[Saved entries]

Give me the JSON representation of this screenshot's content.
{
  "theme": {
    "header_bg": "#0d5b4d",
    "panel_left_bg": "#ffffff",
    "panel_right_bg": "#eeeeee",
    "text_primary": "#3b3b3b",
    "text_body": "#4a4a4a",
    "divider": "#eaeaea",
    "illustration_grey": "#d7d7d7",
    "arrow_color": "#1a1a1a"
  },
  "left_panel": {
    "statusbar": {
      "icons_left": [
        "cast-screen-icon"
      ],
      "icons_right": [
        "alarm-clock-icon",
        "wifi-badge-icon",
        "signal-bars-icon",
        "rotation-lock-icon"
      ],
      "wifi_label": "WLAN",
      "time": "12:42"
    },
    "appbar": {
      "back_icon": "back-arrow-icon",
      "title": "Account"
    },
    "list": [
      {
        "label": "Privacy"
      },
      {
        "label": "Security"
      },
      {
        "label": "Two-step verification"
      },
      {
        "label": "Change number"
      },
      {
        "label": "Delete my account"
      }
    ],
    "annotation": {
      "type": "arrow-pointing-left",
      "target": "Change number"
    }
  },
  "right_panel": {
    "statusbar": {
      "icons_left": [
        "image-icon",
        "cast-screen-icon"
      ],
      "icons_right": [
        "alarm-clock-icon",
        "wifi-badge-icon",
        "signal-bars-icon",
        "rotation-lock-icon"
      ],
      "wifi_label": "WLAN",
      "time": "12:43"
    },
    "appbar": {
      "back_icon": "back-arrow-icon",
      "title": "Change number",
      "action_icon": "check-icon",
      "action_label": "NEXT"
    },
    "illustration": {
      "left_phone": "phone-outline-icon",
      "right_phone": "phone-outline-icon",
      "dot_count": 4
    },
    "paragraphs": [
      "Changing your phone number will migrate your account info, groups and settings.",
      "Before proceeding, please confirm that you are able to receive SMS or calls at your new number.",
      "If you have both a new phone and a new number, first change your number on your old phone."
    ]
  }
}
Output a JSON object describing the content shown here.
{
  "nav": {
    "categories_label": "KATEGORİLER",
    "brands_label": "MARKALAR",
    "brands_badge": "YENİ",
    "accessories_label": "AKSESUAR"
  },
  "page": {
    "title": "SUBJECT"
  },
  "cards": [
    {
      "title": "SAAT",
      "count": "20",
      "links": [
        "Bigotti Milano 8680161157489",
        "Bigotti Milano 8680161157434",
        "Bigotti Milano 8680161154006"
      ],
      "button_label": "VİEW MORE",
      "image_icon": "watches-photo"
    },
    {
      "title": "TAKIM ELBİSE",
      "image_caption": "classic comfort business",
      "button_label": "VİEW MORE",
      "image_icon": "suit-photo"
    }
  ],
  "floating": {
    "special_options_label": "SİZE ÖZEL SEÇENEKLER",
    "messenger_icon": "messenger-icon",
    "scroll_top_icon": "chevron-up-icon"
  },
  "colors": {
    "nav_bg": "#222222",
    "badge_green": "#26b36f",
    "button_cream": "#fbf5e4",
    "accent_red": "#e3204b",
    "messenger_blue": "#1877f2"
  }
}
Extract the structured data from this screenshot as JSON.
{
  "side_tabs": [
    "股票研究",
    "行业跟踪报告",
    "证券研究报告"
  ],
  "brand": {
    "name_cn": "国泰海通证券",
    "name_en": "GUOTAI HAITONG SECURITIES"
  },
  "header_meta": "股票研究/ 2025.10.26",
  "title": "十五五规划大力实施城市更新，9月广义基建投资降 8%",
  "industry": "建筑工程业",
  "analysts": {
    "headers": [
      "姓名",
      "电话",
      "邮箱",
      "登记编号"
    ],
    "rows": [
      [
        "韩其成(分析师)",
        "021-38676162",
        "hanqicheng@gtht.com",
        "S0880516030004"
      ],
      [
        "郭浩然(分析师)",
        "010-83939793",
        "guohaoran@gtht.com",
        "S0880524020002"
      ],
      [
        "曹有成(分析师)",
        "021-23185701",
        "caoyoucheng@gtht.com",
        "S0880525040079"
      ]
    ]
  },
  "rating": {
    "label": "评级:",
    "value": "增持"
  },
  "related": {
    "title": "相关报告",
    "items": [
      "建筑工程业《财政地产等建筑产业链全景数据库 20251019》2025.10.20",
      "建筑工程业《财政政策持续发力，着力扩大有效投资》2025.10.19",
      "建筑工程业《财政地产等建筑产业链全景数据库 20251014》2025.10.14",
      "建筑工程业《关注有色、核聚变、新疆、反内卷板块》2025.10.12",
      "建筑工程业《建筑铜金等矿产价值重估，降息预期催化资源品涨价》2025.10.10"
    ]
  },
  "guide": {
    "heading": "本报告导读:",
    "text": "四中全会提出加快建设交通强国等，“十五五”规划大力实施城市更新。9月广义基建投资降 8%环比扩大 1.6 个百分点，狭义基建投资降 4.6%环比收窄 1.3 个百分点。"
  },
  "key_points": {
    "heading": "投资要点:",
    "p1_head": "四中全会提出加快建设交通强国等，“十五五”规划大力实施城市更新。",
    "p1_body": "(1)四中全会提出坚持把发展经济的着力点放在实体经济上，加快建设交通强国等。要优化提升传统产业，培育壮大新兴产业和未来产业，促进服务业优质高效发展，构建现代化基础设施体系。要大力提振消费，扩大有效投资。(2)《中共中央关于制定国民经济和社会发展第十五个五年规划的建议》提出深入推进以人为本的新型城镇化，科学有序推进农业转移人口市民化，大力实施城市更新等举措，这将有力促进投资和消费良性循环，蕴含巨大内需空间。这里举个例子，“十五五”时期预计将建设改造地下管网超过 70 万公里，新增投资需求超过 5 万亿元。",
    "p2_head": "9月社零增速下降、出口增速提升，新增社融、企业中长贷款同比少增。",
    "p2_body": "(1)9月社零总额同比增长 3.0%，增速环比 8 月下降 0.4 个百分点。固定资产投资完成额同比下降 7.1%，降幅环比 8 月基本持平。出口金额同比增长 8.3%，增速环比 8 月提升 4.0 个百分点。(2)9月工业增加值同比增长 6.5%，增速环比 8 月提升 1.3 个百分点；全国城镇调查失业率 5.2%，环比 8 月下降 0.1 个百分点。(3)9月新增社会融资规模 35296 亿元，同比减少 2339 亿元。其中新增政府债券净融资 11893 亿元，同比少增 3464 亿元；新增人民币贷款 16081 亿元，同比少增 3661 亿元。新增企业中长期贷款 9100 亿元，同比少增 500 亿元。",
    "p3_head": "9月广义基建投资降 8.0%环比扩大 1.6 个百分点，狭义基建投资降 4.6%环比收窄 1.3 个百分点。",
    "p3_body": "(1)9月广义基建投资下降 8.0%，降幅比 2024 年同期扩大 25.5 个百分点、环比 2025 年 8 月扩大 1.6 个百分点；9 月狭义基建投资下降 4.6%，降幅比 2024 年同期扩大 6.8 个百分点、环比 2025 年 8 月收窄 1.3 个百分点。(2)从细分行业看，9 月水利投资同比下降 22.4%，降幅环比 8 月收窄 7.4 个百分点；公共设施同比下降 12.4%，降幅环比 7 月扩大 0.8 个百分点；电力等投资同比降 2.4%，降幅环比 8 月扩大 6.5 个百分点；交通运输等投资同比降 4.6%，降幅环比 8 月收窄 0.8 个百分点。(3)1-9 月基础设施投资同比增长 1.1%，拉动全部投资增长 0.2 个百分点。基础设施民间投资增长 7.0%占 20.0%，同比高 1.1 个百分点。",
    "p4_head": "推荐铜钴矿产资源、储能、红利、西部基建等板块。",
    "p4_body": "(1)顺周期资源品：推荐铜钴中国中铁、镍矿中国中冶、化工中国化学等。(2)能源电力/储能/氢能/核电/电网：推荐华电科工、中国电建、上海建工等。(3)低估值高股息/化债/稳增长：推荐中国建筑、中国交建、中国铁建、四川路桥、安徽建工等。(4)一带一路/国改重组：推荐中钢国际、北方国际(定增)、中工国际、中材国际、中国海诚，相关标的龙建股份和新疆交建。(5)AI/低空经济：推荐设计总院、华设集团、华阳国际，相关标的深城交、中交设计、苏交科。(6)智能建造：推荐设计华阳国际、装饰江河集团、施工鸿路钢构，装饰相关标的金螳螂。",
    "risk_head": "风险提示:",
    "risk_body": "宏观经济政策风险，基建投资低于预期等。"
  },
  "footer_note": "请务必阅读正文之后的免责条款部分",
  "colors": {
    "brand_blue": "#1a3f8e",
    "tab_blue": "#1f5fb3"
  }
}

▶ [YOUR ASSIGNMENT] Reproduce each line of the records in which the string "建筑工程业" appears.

▶ [WRITTEN ANSWER]
  "industry": "建筑工程业",
      "建筑工程业《财政地产等建筑产业链全景数据库 20251019》2025.10.20",
      "建筑工程业《财政政策持续发力，着力扩大有效投资》2025.10.19",
      "建筑工程业《财政地产等建筑产业链全景数据库 20251014》2025.10.14",
      "建筑工程业《关注有色、核聚变、新疆、反内卷板块》2025.10.12",
      "建筑工程业《建筑铜金等矿产价值重估，降息预期催化资源品涨价》2025.10.10"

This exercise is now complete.